Cotton announced that he plans to soon introduce a bill cleanly reauthorizing the provision.

Privacy and civil liberties advocates have argued that Section 702 should be restricted, particularly taking issue with the incidental collection on Americans who have contact with foreign targets of intelligence activities. Americans who are swept up in these intelligence activities are subject to rules that conceal their identities, unless an exception is made in order to understand the value of the intelligence.

The debate over foreign intelligence collection has been influenced by allegations that associates of President Trump were incidentally swept up in intelligence activities after the election.
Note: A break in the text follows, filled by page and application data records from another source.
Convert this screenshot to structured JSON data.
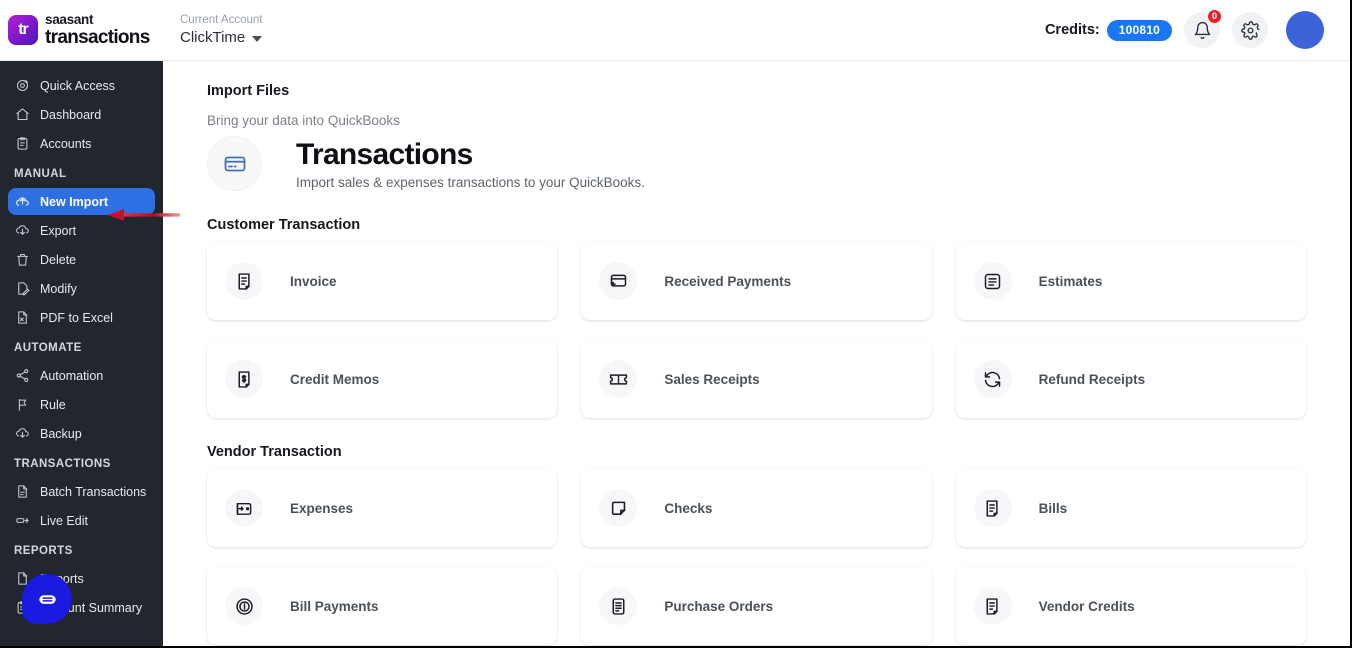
{
  "brand": {
    "logo_text": "tr",
    "name_top": "saasant",
    "name_bottom": "transactions"
  },
  "account": {
    "label": "Current Account",
    "name": "ClickTime",
    "caret_icon": "chevron-down-icon"
  },
  "topbar": {
    "credits_label": "Credits:",
    "credits_value": "100810",
    "notification_icon": "bell-icon",
    "notification_badge": "0",
    "settings_icon": "gear-icon",
    "avatar_icon": "user-avatar",
    "accent_blue": "#1877f2",
    "badge_red": "#ee1d23"
  },
  "sidebar": {
    "bg": "#22262f",
    "active_bg": "#2f6fe4",
    "groups": [
      {
        "label": "",
        "items": [
          {
            "label": "Quick Access",
            "icon": "target-icon",
            "active": false
          },
          {
            "label": "Dashboard",
            "icon": "home-icon",
            "active": false
          },
          {
            "label": "Accounts",
            "icon": "clipboard-icon",
            "active": false
          }
        ]
      },
      {
        "label": "MANUAL",
        "items": [
          {
            "label": "New Import",
            "icon": "cloud-upload-icon",
            "active": true
          },
          {
            "label": "Export",
            "icon": "cloud-download-icon",
            "active": false
          },
          {
            "label": "Delete",
            "icon": "trash-icon",
            "active": false
          },
          {
            "label": "Modify",
            "icon": "file-edit-icon",
            "active": false
          },
          {
            "label": "PDF to Excel",
            "icon": "file-pdf-icon",
            "active": false
          }
        ]
      },
      {
        "label": "AUTOMATE",
        "items": [
          {
            "label": "Automation",
            "icon": "share-nodes-icon",
            "active": false
          },
          {
            "label": "Rule",
            "icon": "rule-flag-icon",
            "active": false
          },
          {
            "label": "Backup",
            "icon": "cloud-download-icon",
            "active": false
          }
        ]
      },
      {
        "label": "TRANSACTIONS",
        "items": [
          {
            "label": "Batch Transactions",
            "icon": "document-icon",
            "active": false
          },
          {
            "label": "Live Edit",
            "icon": "live-edit-icon",
            "active": false
          }
        ]
      },
      {
        "label": "REPORTS",
        "items": [
          {
            "label": "Reports",
            "icon": "report-icon",
            "active": false
          },
          {
            "label": "Account Summary",
            "icon": "clipboard-icon",
            "active": false
          }
        ]
      }
    ]
  },
  "main": {
    "import_files_title": "Import Files",
    "import_files_sub": "Bring your data into QuickBooks",
    "hero_icon": "credit-card-icon",
    "hero_title": "Transactions",
    "hero_sub": "Import sales & expenses transactions to your QuickBooks.",
    "sections": [
      {
        "title": "Customer Transaction",
        "tiles": [
          {
            "label": "Invoice",
            "icon": "invoice-icon"
          },
          {
            "label": "Received Payments",
            "icon": "card-payment-icon"
          },
          {
            "label": "Estimates",
            "icon": "document-lines-icon"
          },
          {
            "label": "Credit Memos",
            "icon": "credit-memo-icon"
          },
          {
            "label": "Sales Receipts",
            "icon": "ticket-icon"
          },
          {
            "label": "Refund Receipts",
            "icon": "refresh-icon"
          }
        ]
      },
      {
        "title": "Vendor Transaction",
        "tiles": [
          {
            "label": "Expenses",
            "icon": "wallet-icon"
          },
          {
            "label": "Checks",
            "icon": "note-corner-icon"
          },
          {
            "label": "Bills",
            "icon": "invoice-icon"
          },
          {
            "label": "Bill Payments",
            "icon": "dollar-circle-icon"
          },
          {
            "label": "Purchase Orders",
            "icon": "purchase-order-icon"
          },
          {
            "label": "Vendor Credits",
            "icon": "invoice-icon"
          }
        ]
      }
    ]
  },
  "annotation": {
    "arrow_icon": "left-arrow-annotation",
    "color": "#c8102e",
    "points_to": "New Import"
  },
  "chat_widget": {
    "icon": "chat-message-icon",
    "color": "#1a1ae0"
  }
}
Bloomberg reported this month that former Obama national security adviser Susan Rice asked that identities of Trump associates be “unmasked” in raw intelligence reports on several occasions, although multiple reports have since said that no evidence emerged that Rice acted illegally.

While Rice has insisted she did nothing wrong, Republicans have seized on the reports to suggest that officials in the Obama administration may have been politically motivated to “unmask” members of Trump’s transition or campaign who appeared in intelligence reports.

They have also connected the allegations to media leaks about intelligence on Trump associates, particularly Michael Flynn, who resigned from his post as national security adviser in February after reports he had mislead Vice President Pence about his contacts with Russian Ambassador Sergey Kislyak.

Still, it is unlikely that Flynn had his communications swept up under Section 702, with collection under a traditional FISA application more likely.

Cotton expressed concern that a clean reauthorization of Section 702 could face obstacles because of the controversy surrounding the program.   

“Along the same lines that Edward Snowden’s disclosures continue to reverberate, I do worry that potential misconduct by Obama administration officials might make it harder to reauthorize this very important program,” Cotton told The Hill. 

“That’s one reason why I think it’s important that the intelligence committees get to the bottom of it quickly and make as much of our conclusions public as possible so we don’t have this very important legislative debate disrupted by unproven allegations,” he said.

Cotton noted that, even if Rice's requests to “unmask” the names of Americans were appropriate, leaking the material to the media would be inappropriate and potentially illegal.

The Senate Intelligence Committee is investigating the matter as part of its investigation into Russian election interference, which is also exploring whether there was any collusion between the Trump campaign and Moscow.

Cotton told The Hill that the committee has sent letters to government officials and members of the Trump campaign asking them to preserve emails and documents.

“We’ve sent preservation letters to numerous people in both the government and from the Trump campaign,” Cotton said. “We’ve taken all the necessary and prudent steps to preserve evidence as necessary and we’re obviously furthest along in the first set of issues.”

Cotton said the committee has been focused on reviewing the raw intelligence that went into the intelligence community’s January assessment on Russian interference in the election.

While the leaders of the Senate investigation have made a show of bipartisanship, Yahoo News reported on Monday that the probe, like the House Intelligence Committee's separate investigation, has been stalled by partisan divisions.